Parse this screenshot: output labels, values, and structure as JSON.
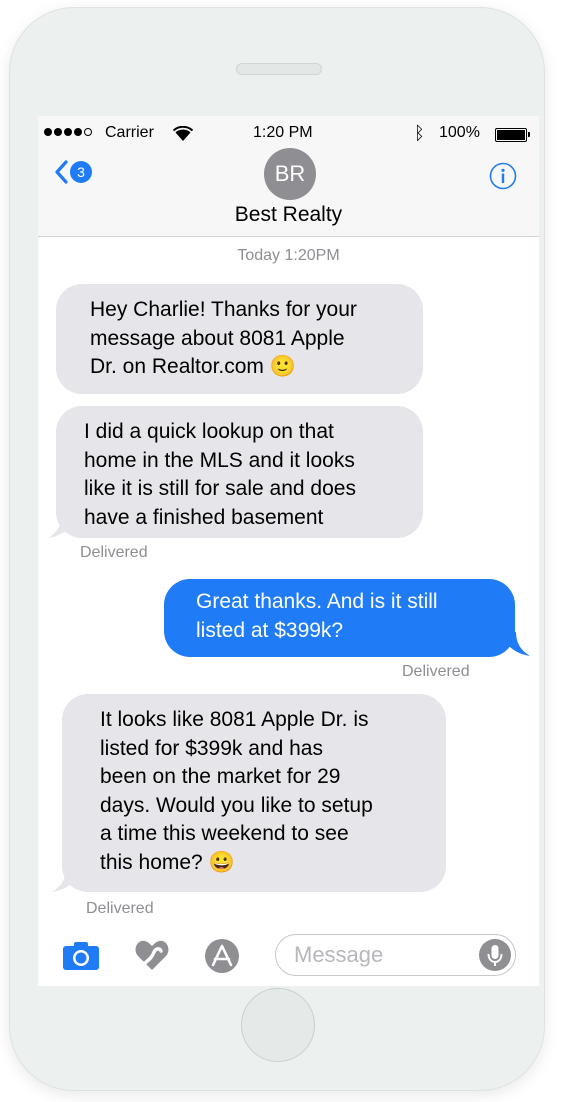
{
  "status_bar": {
    "carrier": "Carrier",
    "time": "1:20 PM",
    "battery": "100%"
  },
  "nav": {
    "back_badge": "3",
    "avatar_initials": "BR",
    "contact_name": "Best Realty"
  },
  "conversation": {
    "timestamp": "Today 1:20PM",
    "messages": [
      {
        "sender": "contact",
        "text": "Hey Charlie! Thanks for your\nmessage about 8081 Apple\nDr. on Realtor.com 🙂"
      },
      {
        "sender": "contact",
        "text": "I did a quick lookup on that\nhome in the MLS and it looks\nlike it is still for sale and does\nhave a finished basement",
        "status": "Delivered"
      },
      {
        "sender": "me",
        "text": "Great thanks. And is it still\nlisted at $399k?",
        "status": "Delivered"
      },
      {
        "sender": "contact",
        "text": "It looks like 8081 Apple Dr. is\nlisted for $399k and has\nbeen on the market for 29\ndays. Would you like to setup\na time this weekend to see\nthis home? 😀",
        "status": "Delivered"
      }
    ]
  },
  "input": {
    "placeholder": "Message",
    "value": ""
  },
  "colors": {
    "accent": "#1f7cf6",
    "incoming_bubble": "#e5e5ea",
    "secondary_text": "#8e8e93"
  },
  "icons": [
    "signal-icon",
    "wifi-icon",
    "bluetooth-icon",
    "battery-icon",
    "back-chevron-icon",
    "info-icon",
    "camera-icon",
    "digital-touch-icon",
    "app-store-icon",
    "microphone-icon"
  ]
}
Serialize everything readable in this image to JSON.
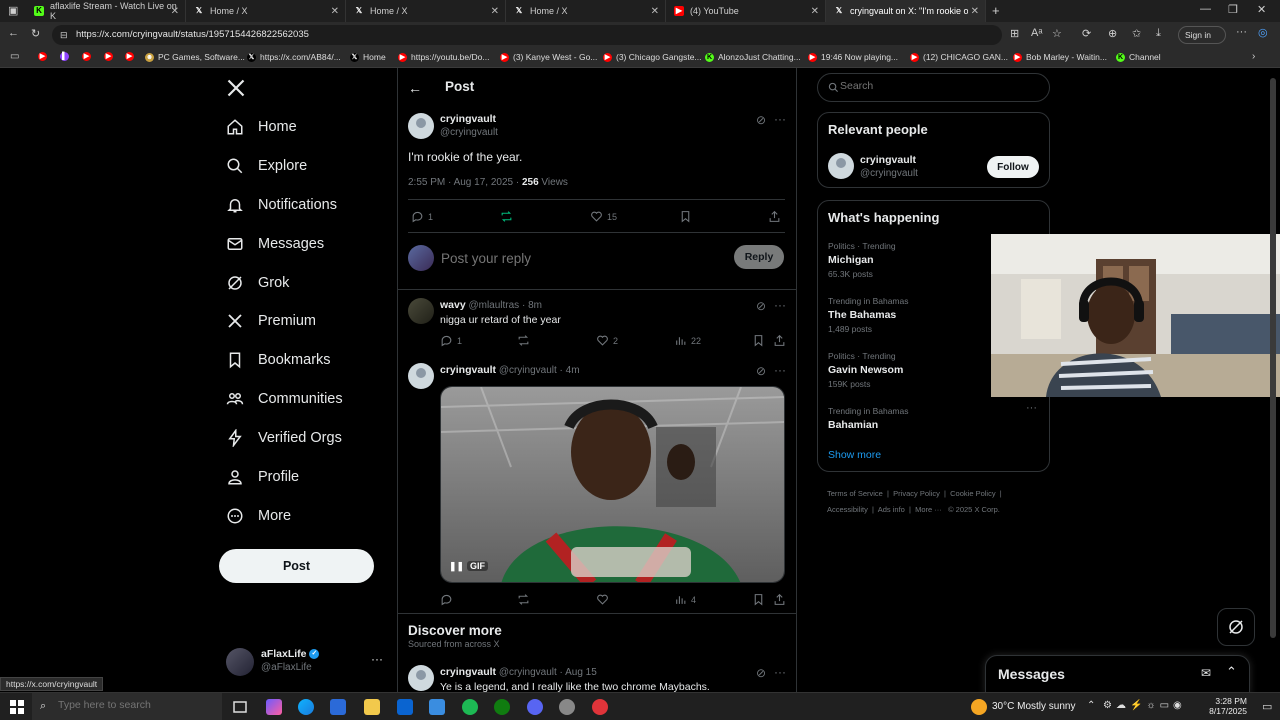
{
  "browser": {
    "tabs": [
      {
        "title": "aflaxlife Stream - Watch Live on K",
        "favicon": "kick-icon"
      },
      {
        "title": "Home / X",
        "favicon": "x-icon"
      },
      {
        "title": "Home / X",
        "favicon": "x-icon"
      },
      {
        "title": "Home / X",
        "favicon": "x-icon"
      },
      {
        "title": "(4) YouTube",
        "favicon": "youtube-icon"
      },
      {
        "title": "cryingvault on X: \"I'm rookie of th",
        "favicon": "x-icon"
      }
    ],
    "url": "https://x.com/cryingvault/status/1957154426822562035",
    "signin_label": "Sign in",
    "bookmarks": [
      "PC Games, Software...",
      "https://x.com/AB84/...",
      "Home",
      "https://youtu.be/Do...",
      "(3) Kanye West - Go...",
      "(3) Chicago Gangste...",
      "AlonzoJust Chatting...",
      "19:46 Now playing...",
      "(12) CHICAGO GAN...",
      "Bob Marley - Waitin...",
      "Channel"
    ],
    "status_url": "https://x.com/cryingvault"
  },
  "nav": {
    "items": [
      {
        "label": "Home",
        "icon": "home-icon"
      },
      {
        "label": "Explore",
        "icon": "search-icon"
      },
      {
        "label": "Notifications",
        "icon": "bell-icon"
      },
      {
        "label": "Messages",
        "icon": "envelope-icon"
      },
      {
        "label": "Grok",
        "icon": "grok-icon"
      },
      {
        "label": "Premium",
        "icon": "x-logo-icon"
      },
      {
        "label": "Bookmarks",
        "icon": "bookmark-icon"
      },
      {
        "label": "Communities",
        "icon": "people-icon"
      },
      {
        "label": "Verified Orgs",
        "icon": "lightning-icon"
      },
      {
        "label": "Profile",
        "icon": "person-icon"
      },
      {
        "label": "More",
        "icon": "more-circle-icon"
      }
    ],
    "post_label": "Post",
    "account": {
      "name": "aFlaxLife",
      "handle": "@aFlaxLife"
    }
  },
  "main": {
    "header_title": "Post",
    "tweet": {
      "name": "cryingvault",
      "handle": "@cryingvault",
      "text": "I'm rookie of the year.",
      "time": "2:55 PM · Aug 17, 2025 · ",
      "views_count": "256",
      "views_label": " Views",
      "replies": "1",
      "likes": "15"
    },
    "reply_placeholder": "Post your reply",
    "reply_button": "Reply",
    "replies": [
      {
        "name": "wavy",
        "handle": "@mlaultras · 8m",
        "text": "nigga ur retard of the year",
        "replies": "1",
        "likes": "2",
        "views": "22"
      },
      {
        "name": "cryingvault",
        "handle": "@cryingvault · 4m",
        "gif_label": "GIF",
        "views": "4"
      }
    ],
    "discover_title": "Discover more",
    "discover_sub": "Sourced from across X",
    "discover_post": {
      "name": "cryingvault",
      "handle": "@cryingvault · Aug 15",
      "text": "Ye is a legend, and I really like the two chrome Maybachs."
    }
  },
  "sidebar": {
    "search_placeholder": "Search",
    "relevant_title": "Relevant people",
    "relevant_person": {
      "name": "cryingvault",
      "handle": "@cryingvault",
      "follow_label": "Follow"
    },
    "happening_title": "What's happening",
    "trends": [
      {
        "meta": "Politics · Trending",
        "title": "Michigan",
        "count": "65.3K posts"
      },
      {
        "meta": "Trending in Bahamas",
        "title": "The Bahamas",
        "count": "1,489 posts"
      },
      {
        "meta": "Politics · Trending",
        "title": "Gavin Newsom",
        "count": "159K posts"
      },
      {
        "meta": "Trending in Bahamas",
        "title": "Bahamian",
        "count": ""
      }
    ],
    "show_more": "Show more",
    "footer": [
      "Terms of Service",
      "Privacy Policy",
      "Cookie Policy",
      "Accessibility",
      "Ads info",
      "More ···",
      "© 2025 X Corp."
    ],
    "messages_title": "Messages"
  },
  "taskbar": {
    "search_placeholder": "Type here to search",
    "weather": "30°C  Mostly sunny",
    "time": "3:28 PM",
    "date": "8/17/2025"
  }
}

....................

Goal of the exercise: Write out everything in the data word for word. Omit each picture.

Completed exercise:
Parse this screenshot: output labels, values, and structure as JSON.
{
  "status_bar": {
    "carrier": "Carrier",
    "time": "1:20 PM",
    "battery": "100%"
  },
  "nav": {
    "back_badge": "3",
    "avatar_initials": "BR",
    "contact_name": "Best Realty"
  },
  "conversation": {
    "timestamp": "Today 1:20PM",
    "messages": [
      {
        "sender": "contact",
        "text": "Hey Charlie! Thanks for your\nmessage about 8081 Apple\nDr. on Realtor.com 🙂"
      },
      {
        "sender": "contact",
        "text": "I did a quick lookup on that\nhome in the MLS and it looks\nlike it is still for sale and does\nhave a finished basement",
        "status": "Delivered"
      },
      {
        "sender": "me",
        "text": "Great thanks. And is it still\nlisted at $399k?",
        "status": "Delivered"
      },
      {
        "sender": "contact",
        "text": "It looks like 8081 Apple Dr. is\nlisted for $399k and has\nbeen on the market for 29\ndays. Would you like to setup\na time this weekend to see\nthis home? 😀",
        "status": "Delivered"
      }
    ]
  },
  "input": {
    "placeholder": "Message",
    "value": ""
  },
  "colors": {
    "accent": "#1f7cf6",
    "incoming_bubble": "#e5e5ea",
    "secondary_text": "#8e8e93"
  },
  "icons": [
    "signal-icon",
    "wifi-icon",
    "bluetooth-icon",
    "battery-icon",
    "back-chevron-icon",
    "info-icon",
    "camera-icon",
    "digital-touch-icon",
    "app-store-icon",
    "microphone-icon"
  ]
}
Serialize everything readable in this image to JSON.
{
  "browser": {
    "tabs": [
      {
        "title": "aflaxlife Stream - Watch Live on K",
        "favicon": "kick-icon"
      },
      {
        "title": "Home / X",
        "favicon": "x-icon"
      },
      {
        "title": "Home / X",
        "favicon": "x-icon"
      },
      {
        "title": "Home / X",
        "favicon": "x-icon"
      },
      {
        "title": "(4) YouTube",
        "favicon": "youtube-icon"
      },
      {
        "title": "cryingvault on X: \"I'm rookie of th",
        "favicon": "x-icon"
      }
    ],
    "url": "https://x.com/cryingvault/status/1957154426822562035",
    "signin_label": "Sign in",
    "bookmarks": [
      "PC Games, Software...",
      "https://x.com/AB84/...",
      "Home",
      "https://youtu.be/Do...",
      "(3) Kanye West - Go...",
      "(3) Chicago Gangste...",
      "AlonzoJust Chatting...",
      "19:46 Now playing...",
      "(12) CHICAGO GAN...",
      "Bob Marley - Waitin...",
      "Channel"
    ],
    "status_url": "https://x.com/cryingvault"
  },
  "nav": {
    "items": [
      {
        "label": "Home",
        "icon": "home-icon"
      },
      {
        "label": "Explore",
        "icon": "search-icon"
      },
      {
        "label": "Notifications",
        "icon": "bell-icon"
      },
      {
        "label": "Messages",
        "icon": "envelope-icon"
      },
      {
        "label": "Grok",
        "icon": "grok-icon"
      },
      {
        "label": "Premium",
        "icon": "x-logo-icon"
      },
      {
        "label": "Bookmarks",
        "icon": "bookmark-icon"
      },
      {
        "label": "Communities",
        "icon": "people-icon"
      },
      {
        "label": "Verified Orgs",
        "icon": "lightning-icon"
      },
      {
        "label": "Profile",
        "icon": "person-icon"
      },
      {
        "label": "More",
        "icon": "more-circle-icon"
      }
    ],
    "post_label": "Post",
    "account": {
      "name": "aFlaxLife",
      "handle": "@aFlaxLife"
    }
  },
  "main": {
    "header_title": "Post",
    "tweet": {
      "name": "cryingvault",
      "handle": "@cryingvault",
      "text": "I'm rookie of the year.",
      "time": "2:55 PM · Aug 17, 2025 · ",
      "views_count": "256",
      "views_label": " Views",
      "replies": "1",
      "likes": "15"
    },
    "reply_placeholder": "Post your reply",
    "reply_button": "Reply",
    "replies": [
      {
        "name": "wavy",
        "handle": "@mlaultras · 8m",
        "text": "nigga ur retard of the year",
        "replies": "1",
        "likes": "2",
        "views": "22"
      },
      {
        "name": "cryingvault",
        "handle": "@cryingvault · 4m",
        "gif_label": "GIF",
        "views": "4"
      }
    ],
    "discover_title": "Discover more",
    "discover_sub": "Sourced from across X",
    "discover_post": {
      "name": "cryingvault",
      "handle": "@cryingvault · Aug 15",
      "text": "Ye is a legend, and I really like the two chrome Maybachs."
    }
  },
  "sidebar": {
    "search_placeholder": "Search",
    "relevant_title": "Relevant people",
    "relevant_person": {
      "name": "cryingvault",
      "handle": "@cryingvault",
      "follow_label": "Follow"
    },
    "happening_title": "What's happening",
    "trends": [
      {
        "meta": "Politics · Trending",
        "title": "Michigan",
        "count": "65.3K posts"
      },
      {
        "meta": "Trending in Bahamas",
        "title": "The Bahamas",
        "count": "1,489 posts"
      },
      {
        "meta": "Politics · Trending",
        "title": "Gavin Newsom",
        "count": "159K posts"
      },
      {
        "meta": "Trending in Bahamas",
        "title": "Bahamian",
        "count": ""
      }
    ],
    "show_more": "Show more",
    "footer": [
      "Terms of Service",
      "Privacy Policy",
      "Cookie Policy",
      "Accessibility",
      "Ads info",
      "More ···",
      "© 2025 X Corp."
    ],
    "messages_title": "Messages"
  },
  "taskbar": {
    "search_placeholder": "Type here to search",
    "weather": "30°C  Mostly sunny",
    "time": "3:28 PM",
    "date": "8/17/2025"
  }
}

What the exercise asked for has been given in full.